Shonda Rhimes has a message for her daughters: please don’t thank me for my “sacrifices.”
After noticing that all of the Mother’s Day cards out there are about moms giving up so much and being so selfless, Rhimes asks what should be an obvious question, “Where is the greeting card that says, ‘Mother, you taught me how to be a powerful woman.’ ‘Mother, you taught me how to earn a living.’ ‘Mother, you taught me how to speak up for myself and not back down.’?”
Such a great point. And I am certain like many moms, I feel like I should be the one thanking my daughter, for making me stronger and more resilient; more self-forgiving; more appreciative and joyful every day.
For those who don’t have kids, I know this all may sound even more martyrly, and may even incite an eye roll or two. But you see, my daughter was born during the most stressful time of my entire life — I had her in March 2009, in the thick of the recession. Trying to keep your business afloat was just as terrifying as trying to keep a job; the new client inquiries dried up, the monthly retainers were cut in half (if not cut altogether). Hospital bills, mortgage payments, self-employment taxes piled up. One month after giving birth to this beautiful little girl, I had to start working again. No choice. I tried to work with her at home (naively; she was one of those babies who only took a 20-minute nap the entire day!). By the time she reached four months, I had to put her into a Montessori infant care program full-time so I could work full-time. With that added but necessary expense, it was time to get really resourceful.
But that pushed me, is my point: I had to think of new ways to market myself, and hence, I started this space…which led to press and events, which led to amazing exposure, more client work, travel and opportunities. And if you lived and worked through the recession, you know, you just couldn’t bring yourself to say “no” to any opportunity, EVER again.
After fours years of this “luck” and abundance, I was totally exhausted.
But she was my light…and not just for me. Ask anyone, they’ll tell you she is a little bundle of love and energy and warmth and there are definitely times when it completely exhausts and depletes you, it’s just SO much! But boy, you miss that energy when it’s gone. And in October 2014 after returning from New York and the biggest meeting of my career (and subsequently completely missing an important volunteer meeting back home…because I had three calendars…not synced), I hit a wall: she was already almost six, I was running ragged thinking I was being a “great mom” by providing for her, but really, I was completely missing the whole point.
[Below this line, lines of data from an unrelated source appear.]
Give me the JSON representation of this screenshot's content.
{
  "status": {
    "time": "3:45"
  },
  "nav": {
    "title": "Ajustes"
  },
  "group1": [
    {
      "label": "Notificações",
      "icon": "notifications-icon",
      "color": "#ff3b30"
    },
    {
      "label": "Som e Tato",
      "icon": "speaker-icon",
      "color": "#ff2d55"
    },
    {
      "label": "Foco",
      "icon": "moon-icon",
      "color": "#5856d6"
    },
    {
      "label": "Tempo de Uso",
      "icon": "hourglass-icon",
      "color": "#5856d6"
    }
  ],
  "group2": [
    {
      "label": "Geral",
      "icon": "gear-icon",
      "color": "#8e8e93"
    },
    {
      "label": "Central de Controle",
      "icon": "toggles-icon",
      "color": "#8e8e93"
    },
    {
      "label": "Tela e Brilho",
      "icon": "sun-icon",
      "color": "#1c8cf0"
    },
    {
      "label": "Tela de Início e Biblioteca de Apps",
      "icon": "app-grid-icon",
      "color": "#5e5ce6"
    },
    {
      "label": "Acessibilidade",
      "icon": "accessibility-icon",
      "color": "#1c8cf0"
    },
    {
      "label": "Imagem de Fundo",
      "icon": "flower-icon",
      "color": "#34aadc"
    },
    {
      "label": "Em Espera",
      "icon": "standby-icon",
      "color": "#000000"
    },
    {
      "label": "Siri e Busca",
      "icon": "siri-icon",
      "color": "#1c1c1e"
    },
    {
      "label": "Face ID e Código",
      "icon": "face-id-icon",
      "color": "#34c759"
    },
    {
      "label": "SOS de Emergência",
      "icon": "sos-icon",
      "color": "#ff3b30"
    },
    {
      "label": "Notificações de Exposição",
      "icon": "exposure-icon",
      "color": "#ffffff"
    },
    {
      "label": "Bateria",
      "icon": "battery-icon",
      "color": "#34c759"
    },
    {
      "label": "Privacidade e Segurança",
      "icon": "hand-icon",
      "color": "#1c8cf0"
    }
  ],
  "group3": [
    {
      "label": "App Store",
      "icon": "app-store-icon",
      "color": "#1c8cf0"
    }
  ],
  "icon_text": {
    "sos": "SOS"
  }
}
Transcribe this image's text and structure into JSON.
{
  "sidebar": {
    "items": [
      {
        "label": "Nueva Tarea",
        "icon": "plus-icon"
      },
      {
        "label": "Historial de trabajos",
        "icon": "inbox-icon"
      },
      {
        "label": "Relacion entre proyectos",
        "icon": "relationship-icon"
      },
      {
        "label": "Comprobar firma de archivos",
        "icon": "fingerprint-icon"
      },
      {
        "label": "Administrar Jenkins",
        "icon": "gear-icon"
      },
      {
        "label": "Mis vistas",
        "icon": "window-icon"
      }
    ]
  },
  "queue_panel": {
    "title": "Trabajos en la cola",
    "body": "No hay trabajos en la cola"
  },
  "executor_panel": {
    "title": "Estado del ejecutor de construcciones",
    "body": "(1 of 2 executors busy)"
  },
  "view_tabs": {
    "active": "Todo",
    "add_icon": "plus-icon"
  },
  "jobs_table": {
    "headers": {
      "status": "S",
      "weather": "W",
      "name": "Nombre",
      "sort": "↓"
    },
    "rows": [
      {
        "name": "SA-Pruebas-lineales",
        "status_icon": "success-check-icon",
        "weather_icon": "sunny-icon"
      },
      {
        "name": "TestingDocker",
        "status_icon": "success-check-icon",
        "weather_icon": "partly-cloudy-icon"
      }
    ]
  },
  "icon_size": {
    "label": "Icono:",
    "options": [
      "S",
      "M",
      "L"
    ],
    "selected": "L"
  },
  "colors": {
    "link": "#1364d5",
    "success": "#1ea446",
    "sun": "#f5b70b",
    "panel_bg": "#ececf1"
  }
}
And when I finally decided it was time to slow it all down, take on less, say “no” to opportunities (gasp!), dedicate more time to her school and activities and being home and cooking dinner — just being her mom — she pulled me back into her light: singing Michael Bublé songs and dancing around the kitchen island; her big hugs and boundless love; her attention to MY needs (“Mom, you said you needed to go to bed earlier, why were you up so late?“).
So, long story short: for me, being a mom is NOT a sacrifice. Rather, it’s what I’m most grateful for. I’m the one who is thankful that through this experience of being mom to this amazing little girl, I’ve become a more powerful woman, I’ve learned how to earn new livings, I’ve gained the ability to say “no” and stand up for myself and our precious time together. I might never be the mom who brings homemade cookies to a bake sale or chaperones field trips or knows what the heck to do with leprechaun traps (what?!), but…I hope she’ll want to be a powerful and resilient woman too.
I don’t often use this page as a personal journal, but I thought perhaps there were other moms out there feeling as grateful as I am today. So THANK YOU LEIGHTON, you are more to me than I could have ever imagined deserving in life.
Love, your mommy!
And Happy Mother’s Day to all the other mommies out there!